How does this relate to writing, you might ask? Well, your characters are special. They are bits of you that have found their way onto paper and you need to give them something special. It could be a red dress or a tattoo crawling over their entire back or even a mole on their cheek. It’s their signature, be it natural or aided by fashion or society. These days, it’s easy enough to find a hundred protagonists that are the same race, same gender, and come from the same background, however much it is tweaked. You have to make yours stand out from the crowd. It doesn’t have to be something crazy or out there. Your girl doesn’t need to have blue hair and be a super ninja. Your guy doesn’t need to speak in rhyming couplets. But there has to be something.
I read a book the other day where the protagonist had little to no personality and neither did the rest of the characters. Did I care about his motivation? Did I care about the plot? Not at all. The only thing special about the book was the universe it lived in. A special world does not make special characters. Give them motivation, give us a reason to care, and give us a reason to remember them.

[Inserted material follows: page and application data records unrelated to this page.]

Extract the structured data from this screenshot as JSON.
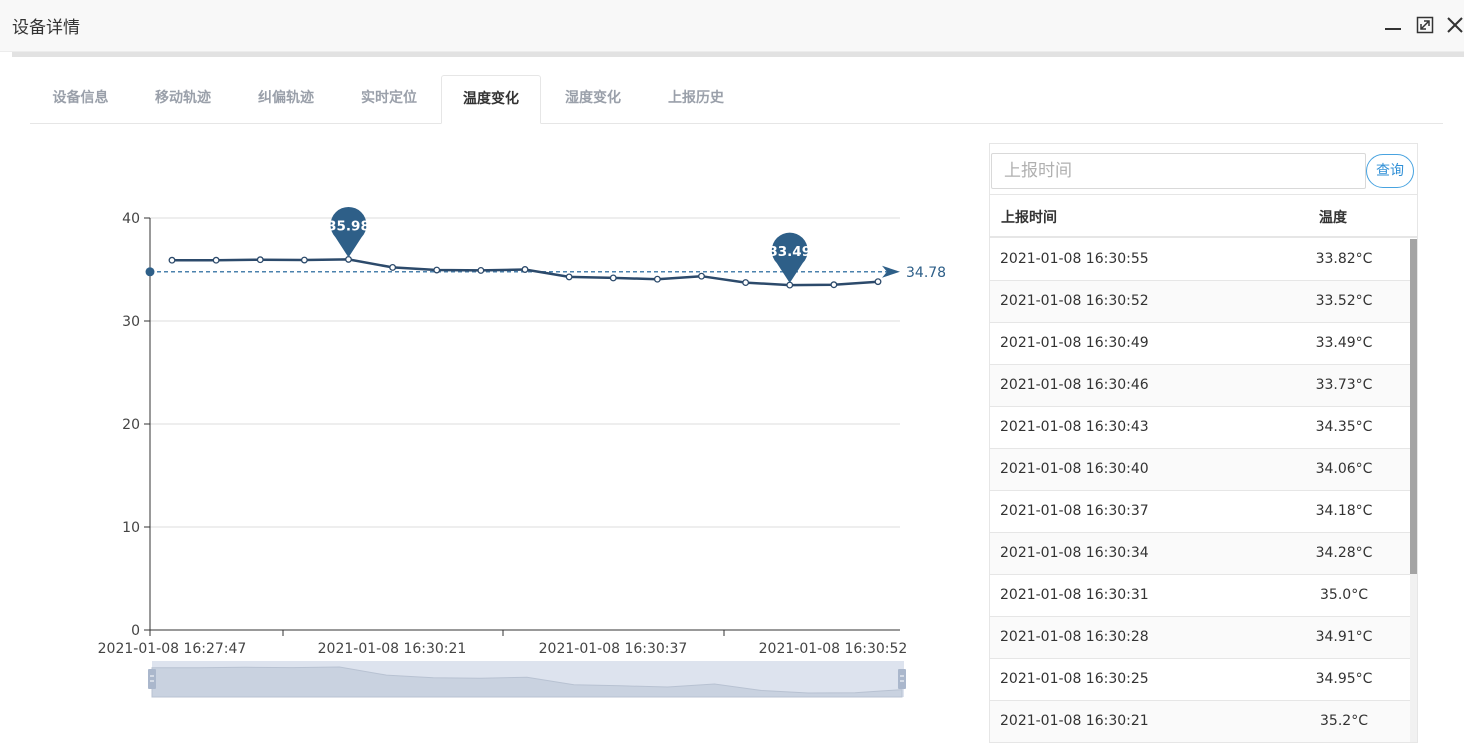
{
  "window": {
    "title": "设备详情"
  },
  "tabs": [
    {
      "label": "设备信息",
      "active": false
    },
    {
      "label": "移动轨迹",
      "active": false
    },
    {
      "label": "纠偏轨迹",
      "active": false
    },
    {
      "label": "实时定位",
      "active": false
    },
    {
      "label": "温度变化",
      "active": true
    },
    {
      "label": "湿度变化",
      "active": false
    },
    {
      "label": "上报历史",
      "active": false
    }
  ],
  "search": {
    "placeholder": "上报时间",
    "value": "",
    "button_label": "查询"
  },
  "table": {
    "headers": [
      "上报时间",
      "温度"
    ],
    "rows": [
      {
        "time": "2021-01-08 16:30:55",
        "temp": "33.82°C"
      },
      {
        "time": "2021-01-08 16:30:52",
        "temp": "33.52°C"
      },
      {
        "time": "2021-01-08 16:30:49",
        "temp": "33.49°C"
      },
      {
        "time": "2021-01-08 16:30:46",
        "temp": "33.73°C"
      },
      {
        "time": "2021-01-08 16:30:43",
        "temp": "34.35°C"
      },
      {
        "time": "2021-01-08 16:30:40",
        "temp": "34.06°C"
      },
      {
        "time": "2021-01-08 16:30:37",
        "temp": "34.18°C"
      },
      {
        "time": "2021-01-08 16:30:34",
        "temp": "34.28°C"
      },
      {
        "time": "2021-01-08 16:30:31",
        "temp": "35.0°C"
      },
      {
        "time": "2021-01-08 16:30:28",
        "temp": "34.91°C"
      },
      {
        "time": "2021-01-08 16:30:25",
        "temp": "34.95°C"
      },
      {
        "time": "2021-01-08 16:30:21",
        "temp": "35.2°C"
      }
    ]
  },
  "colors": {
    "line": "#2c4a6b",
    "marker": "#2e5f88",
    "average": "#4b82ad",
    "grid": "#dddddd",
    "accent": "#48a3e0"
  },
  "chart_data": {
    "type": "line",
    "title": "",
    "xlabel": "",
    "ylabel": "",
    "ylim": [
      0,
      40
    ],
    "yticks": [
      0,
      10,
      20,
      30,
      40
    ],
    "xtick_labels": [
      "2021-01-08 16:27:47",
      "2021-01-08 16:30:21",
      "2021-01-08 16:30:37",
      "2021-01-08 16:30:52"
    ],
    "values": [
      35.9,
      35.9,
      35.95,
      35.92,
      35.98,
      35.2,
      34.95,
      34.91,
      35.0,
      34.28,
      34.18,
      34.06,
      34.35,
      33.73,
      33.49,
      33.52,
      33.82
    ],
    "max": {
      "value": 35.98,
      "label": "35.98"
    },
    "min": {
      "value": 33.49,
      "label": "33.49"
    },
    "average": {
      "value": 34.78,
      "label": "34.78"
    },
    "grid": true,
    "legend": "none",
    "datazoom": true
  }
}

Harry Potter had his scar and his glasses. Katniss has her bow. Augustus Waters had his cigarette. What will you give your characters?